Policy Makers Should Hold Their Horses. Proposals to lower merger filing thresholds, shift the burden of proof to the parties wishing to merge, or ban mergers above a certain size all come with economic and societal tradeoffs. As Geoffrey A. Manne, Samuel Bowman, and Dirk Auer of the International Center for Law & Economics conclude in a 2022 Missouri Law Review article in which they weigh the evidence on the question of tightening merger regulations:

Critics have so far failed to show that, on balance, mergers harm social welfare – even overlapping ones or mergers between potential competitors—just as they are yet to suggest alternative institutional arrangements that would improve social welfare.[xviii]

Some critics believe that the unprecedented size and success of the largest tech firms should make them subject to special regulatory attention.

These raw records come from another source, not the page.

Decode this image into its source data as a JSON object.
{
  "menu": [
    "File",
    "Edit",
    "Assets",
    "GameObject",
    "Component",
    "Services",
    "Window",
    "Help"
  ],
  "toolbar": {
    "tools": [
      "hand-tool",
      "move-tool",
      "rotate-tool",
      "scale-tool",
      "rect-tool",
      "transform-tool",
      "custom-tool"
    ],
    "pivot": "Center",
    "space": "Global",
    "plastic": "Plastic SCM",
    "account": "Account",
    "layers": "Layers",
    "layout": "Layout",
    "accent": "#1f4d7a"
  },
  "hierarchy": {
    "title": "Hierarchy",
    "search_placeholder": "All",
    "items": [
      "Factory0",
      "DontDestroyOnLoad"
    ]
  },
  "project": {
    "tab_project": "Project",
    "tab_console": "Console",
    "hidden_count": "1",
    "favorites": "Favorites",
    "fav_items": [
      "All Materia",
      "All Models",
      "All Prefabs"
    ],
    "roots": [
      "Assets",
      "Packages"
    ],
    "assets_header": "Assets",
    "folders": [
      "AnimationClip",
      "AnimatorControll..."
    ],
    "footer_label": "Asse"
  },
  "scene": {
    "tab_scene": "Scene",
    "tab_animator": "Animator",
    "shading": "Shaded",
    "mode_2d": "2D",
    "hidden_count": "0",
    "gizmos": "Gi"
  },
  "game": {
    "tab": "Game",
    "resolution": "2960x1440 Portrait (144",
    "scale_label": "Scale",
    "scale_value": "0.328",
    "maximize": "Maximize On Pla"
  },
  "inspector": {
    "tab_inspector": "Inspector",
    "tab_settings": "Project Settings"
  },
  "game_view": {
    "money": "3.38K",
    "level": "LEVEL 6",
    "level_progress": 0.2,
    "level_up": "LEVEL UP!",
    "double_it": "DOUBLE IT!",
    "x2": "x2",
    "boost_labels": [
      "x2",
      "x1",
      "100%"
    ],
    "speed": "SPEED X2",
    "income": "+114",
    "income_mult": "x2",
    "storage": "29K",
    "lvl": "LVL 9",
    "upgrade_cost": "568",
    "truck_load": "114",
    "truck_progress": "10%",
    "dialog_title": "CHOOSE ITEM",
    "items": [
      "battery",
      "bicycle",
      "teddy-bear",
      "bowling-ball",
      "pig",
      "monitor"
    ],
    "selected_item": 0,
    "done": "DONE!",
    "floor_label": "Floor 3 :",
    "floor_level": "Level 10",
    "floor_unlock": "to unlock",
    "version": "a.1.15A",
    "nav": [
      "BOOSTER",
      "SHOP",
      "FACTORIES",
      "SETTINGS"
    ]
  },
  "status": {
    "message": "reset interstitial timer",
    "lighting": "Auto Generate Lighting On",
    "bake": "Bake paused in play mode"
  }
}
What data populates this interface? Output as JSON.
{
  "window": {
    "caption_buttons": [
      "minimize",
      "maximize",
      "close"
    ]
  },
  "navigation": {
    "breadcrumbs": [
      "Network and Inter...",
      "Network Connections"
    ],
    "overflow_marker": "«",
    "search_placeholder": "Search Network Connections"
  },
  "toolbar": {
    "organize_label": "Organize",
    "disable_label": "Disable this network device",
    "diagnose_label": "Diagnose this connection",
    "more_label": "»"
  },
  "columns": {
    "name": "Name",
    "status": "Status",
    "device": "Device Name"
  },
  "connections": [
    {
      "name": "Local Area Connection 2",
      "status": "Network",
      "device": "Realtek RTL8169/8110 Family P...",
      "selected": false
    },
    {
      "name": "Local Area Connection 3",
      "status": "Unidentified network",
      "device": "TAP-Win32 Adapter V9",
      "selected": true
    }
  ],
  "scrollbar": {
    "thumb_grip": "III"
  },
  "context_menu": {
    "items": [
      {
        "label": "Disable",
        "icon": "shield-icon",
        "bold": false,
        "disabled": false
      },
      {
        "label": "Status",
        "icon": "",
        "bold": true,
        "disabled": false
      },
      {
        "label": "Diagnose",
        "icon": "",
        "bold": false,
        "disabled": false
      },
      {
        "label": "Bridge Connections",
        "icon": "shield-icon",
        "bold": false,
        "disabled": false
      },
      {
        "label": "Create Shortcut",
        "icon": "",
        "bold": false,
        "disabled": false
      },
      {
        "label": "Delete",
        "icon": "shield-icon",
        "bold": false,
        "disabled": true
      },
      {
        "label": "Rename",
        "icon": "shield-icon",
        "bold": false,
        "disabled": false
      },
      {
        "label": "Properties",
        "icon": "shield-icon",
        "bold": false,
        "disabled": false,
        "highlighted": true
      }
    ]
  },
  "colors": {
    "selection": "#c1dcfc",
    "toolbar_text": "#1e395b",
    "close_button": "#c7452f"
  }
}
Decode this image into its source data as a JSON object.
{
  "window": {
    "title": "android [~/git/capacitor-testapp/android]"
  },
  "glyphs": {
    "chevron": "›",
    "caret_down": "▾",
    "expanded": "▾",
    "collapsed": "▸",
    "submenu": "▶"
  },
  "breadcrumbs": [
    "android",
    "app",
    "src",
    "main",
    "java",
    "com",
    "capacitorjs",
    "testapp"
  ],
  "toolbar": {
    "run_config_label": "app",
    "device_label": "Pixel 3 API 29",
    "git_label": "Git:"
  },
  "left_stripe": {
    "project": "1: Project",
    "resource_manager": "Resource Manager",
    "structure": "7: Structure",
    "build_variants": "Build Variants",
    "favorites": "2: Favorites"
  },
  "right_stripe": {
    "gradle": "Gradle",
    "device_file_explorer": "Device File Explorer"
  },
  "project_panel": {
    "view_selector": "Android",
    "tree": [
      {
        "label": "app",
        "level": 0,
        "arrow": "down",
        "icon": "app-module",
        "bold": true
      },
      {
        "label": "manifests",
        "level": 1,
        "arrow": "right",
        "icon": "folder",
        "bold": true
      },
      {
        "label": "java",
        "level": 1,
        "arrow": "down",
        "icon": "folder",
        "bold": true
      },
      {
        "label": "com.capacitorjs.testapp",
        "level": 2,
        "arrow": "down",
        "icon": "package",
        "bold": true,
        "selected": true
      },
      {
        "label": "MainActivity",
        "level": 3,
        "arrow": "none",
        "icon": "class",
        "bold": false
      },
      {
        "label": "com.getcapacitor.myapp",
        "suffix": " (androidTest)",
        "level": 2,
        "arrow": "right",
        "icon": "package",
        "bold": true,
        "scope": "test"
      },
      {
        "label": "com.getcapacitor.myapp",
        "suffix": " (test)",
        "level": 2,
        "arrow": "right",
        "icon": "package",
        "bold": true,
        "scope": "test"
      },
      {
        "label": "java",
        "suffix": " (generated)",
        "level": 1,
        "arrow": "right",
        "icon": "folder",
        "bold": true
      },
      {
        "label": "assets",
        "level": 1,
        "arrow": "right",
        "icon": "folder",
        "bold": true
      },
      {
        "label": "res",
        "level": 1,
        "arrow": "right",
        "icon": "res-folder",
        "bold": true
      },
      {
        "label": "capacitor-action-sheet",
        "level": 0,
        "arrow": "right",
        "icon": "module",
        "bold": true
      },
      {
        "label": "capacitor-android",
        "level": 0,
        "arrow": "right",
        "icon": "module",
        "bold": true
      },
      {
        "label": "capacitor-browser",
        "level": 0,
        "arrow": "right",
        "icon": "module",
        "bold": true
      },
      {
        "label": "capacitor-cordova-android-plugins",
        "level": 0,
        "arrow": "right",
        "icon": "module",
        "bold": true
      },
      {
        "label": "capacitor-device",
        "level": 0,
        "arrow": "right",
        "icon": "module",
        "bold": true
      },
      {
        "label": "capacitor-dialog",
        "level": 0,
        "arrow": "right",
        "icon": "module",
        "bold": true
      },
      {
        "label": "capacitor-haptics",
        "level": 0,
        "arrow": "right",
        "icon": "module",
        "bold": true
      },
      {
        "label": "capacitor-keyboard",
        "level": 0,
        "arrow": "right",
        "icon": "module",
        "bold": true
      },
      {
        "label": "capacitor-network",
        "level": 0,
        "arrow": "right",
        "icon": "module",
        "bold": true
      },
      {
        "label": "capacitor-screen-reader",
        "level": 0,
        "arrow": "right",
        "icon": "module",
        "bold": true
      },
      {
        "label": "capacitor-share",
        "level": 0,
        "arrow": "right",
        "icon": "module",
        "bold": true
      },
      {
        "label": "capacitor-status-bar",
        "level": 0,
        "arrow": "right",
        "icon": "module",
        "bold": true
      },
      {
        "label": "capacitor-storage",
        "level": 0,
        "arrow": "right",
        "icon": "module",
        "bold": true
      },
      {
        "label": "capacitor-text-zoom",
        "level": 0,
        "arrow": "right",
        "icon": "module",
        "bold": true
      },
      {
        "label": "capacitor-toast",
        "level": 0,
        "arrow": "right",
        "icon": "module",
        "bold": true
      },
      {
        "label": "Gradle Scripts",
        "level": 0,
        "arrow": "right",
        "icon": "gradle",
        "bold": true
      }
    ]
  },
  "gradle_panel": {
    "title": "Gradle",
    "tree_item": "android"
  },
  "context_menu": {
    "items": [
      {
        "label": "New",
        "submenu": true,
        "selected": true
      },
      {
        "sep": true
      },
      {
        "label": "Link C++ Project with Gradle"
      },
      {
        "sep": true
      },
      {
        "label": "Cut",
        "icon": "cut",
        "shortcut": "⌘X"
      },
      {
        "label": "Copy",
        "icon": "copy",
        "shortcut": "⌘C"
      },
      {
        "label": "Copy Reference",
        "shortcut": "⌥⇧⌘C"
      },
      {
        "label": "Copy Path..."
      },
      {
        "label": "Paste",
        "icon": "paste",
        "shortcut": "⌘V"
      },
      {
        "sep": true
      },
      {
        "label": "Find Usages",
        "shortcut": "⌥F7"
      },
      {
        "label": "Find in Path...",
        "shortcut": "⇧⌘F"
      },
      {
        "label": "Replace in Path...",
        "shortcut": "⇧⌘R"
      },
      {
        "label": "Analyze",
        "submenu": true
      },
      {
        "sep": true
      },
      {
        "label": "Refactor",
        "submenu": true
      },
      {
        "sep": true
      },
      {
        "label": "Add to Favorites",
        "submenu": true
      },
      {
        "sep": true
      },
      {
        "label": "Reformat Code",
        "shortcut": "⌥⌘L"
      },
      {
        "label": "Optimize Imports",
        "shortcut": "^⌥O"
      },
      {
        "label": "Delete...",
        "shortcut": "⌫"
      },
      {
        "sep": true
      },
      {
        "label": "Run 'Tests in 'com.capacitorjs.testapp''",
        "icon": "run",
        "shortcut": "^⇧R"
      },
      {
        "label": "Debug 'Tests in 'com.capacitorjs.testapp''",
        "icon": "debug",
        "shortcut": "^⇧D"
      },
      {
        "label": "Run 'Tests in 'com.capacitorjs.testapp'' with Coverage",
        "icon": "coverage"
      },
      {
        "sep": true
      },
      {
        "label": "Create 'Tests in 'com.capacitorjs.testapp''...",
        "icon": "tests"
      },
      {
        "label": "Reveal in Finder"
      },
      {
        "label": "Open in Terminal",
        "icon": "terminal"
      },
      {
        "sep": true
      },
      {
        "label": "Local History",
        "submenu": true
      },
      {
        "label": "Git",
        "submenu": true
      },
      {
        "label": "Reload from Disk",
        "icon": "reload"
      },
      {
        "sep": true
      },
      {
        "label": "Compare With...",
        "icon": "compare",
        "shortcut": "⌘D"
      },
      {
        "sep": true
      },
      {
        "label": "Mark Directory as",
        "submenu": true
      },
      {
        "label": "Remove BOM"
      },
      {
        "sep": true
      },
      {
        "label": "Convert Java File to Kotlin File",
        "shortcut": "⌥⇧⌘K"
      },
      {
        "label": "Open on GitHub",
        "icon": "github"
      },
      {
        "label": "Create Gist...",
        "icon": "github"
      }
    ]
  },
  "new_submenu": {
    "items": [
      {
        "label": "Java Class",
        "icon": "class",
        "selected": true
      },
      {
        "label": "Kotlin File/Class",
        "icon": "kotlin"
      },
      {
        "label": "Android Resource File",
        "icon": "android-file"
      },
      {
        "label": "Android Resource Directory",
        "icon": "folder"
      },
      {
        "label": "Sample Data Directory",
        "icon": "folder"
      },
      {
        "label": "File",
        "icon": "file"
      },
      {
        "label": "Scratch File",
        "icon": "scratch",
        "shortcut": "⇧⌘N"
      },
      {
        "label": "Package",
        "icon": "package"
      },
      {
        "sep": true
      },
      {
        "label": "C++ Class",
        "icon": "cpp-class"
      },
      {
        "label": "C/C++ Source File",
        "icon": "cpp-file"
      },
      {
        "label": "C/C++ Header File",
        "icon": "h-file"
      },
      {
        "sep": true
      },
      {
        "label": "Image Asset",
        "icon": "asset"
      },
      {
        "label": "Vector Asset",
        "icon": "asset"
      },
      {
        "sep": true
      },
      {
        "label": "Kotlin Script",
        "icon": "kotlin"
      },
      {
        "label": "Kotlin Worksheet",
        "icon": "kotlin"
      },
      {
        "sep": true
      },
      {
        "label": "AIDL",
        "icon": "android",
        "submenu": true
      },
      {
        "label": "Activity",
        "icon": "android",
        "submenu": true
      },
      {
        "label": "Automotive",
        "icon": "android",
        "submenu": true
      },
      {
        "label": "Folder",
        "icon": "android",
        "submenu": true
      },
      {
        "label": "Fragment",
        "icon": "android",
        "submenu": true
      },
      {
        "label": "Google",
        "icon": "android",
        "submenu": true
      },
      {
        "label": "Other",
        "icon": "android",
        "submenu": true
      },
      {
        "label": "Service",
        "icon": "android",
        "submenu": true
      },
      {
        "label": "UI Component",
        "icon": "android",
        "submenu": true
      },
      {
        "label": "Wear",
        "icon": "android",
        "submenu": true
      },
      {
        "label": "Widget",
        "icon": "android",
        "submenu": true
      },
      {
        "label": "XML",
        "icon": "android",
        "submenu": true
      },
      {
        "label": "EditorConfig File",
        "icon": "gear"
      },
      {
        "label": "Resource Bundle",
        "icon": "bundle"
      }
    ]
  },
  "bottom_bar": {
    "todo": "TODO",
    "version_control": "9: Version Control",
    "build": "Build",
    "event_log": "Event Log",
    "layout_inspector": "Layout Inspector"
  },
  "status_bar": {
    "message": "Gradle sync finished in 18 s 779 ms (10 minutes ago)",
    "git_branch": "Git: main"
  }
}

These companies, they argue, have become so large and so valuable that antitrust rules need to be amended to address their unique place in markets. But in the U.S., new generations of businesses bring new levels of size, scope, and worth. Today’s tech firms represent the latest iteration in a long line of growth and progress. Companies that today seem unprecedented in size and reach will one day be dwarfed by those that comes next.

In a November 2022 NBER paper, Ginger Zhe Jin and Mario Leccese of the University of Maryland and Liad Wagman of the Illinois Institute of Technology compared the M&A activities of the GAFAM companies from 2010 to 2020 to other top acquirers. They found that the “top 25 private equity firms outpaced GAFAM in tech acquisitions per firm since 2018.” They also concluded that “technology acquisitions do not shield GAFAM from competition, at least not from other GAFAM members or other firms that acquire in the same categories.”[xix] Big tech’s size is not out of scale in relation to other players in the marketplace, and it does not make GAFAM immune to competition.   

To the contrary, tech might be special in a way that recommends against regulatory antitrust intervention. In a December 2022 study, Gary Winslett of Middlebury College writes that because technology “changes so quickly, acquisitions—as opposed to organic growth—make a lot of sense,” in the tech sector.[xx]  This special circumstance highlights the wisdom of considering each merger individually and not making blanket prohibitions of what may be beneficial M&A activity.

The speed of innovation and change in tech also makes it more difficult for regulators to predict which mergers will be harmful and which beneficial. No one, not even those employed in government agencies, can predict the future. That is especially true in the fast-changing tech sector.

A more sensible approach to influencing the number of mergers and acquisitions in the tech industry is to remove market-distorting financial regulations, like the Sarbanes-Oxley Act. These restrictions make initial public offerings more expensive, thus increasing the appeal of being acquired to recoup investment or exit profitably instead. Before excessive interventions into markets are made by regulators to suppress M&A, financial regulations that add expense to going public should be eliminated.[xxi]

Conclusion. There is insufficient evidence of market failure in merger and acquisition activity in the tech sector to justify government intervention. When smaller firms are acquired, there are often collateral benefits. Consumers benefit from the expertise and economies of scale that “Big Tech” can bring to imperfect, obscure, or fledgling products. Government should remove its already present distorting regulations before taking any other action. Making M&A impossible or cost-prohibitive with expanded antitrust regulations or increased litigation may harm the cycle of investment, scaling, innovation, and profitability that has made the United States a global tech leader.[xxii]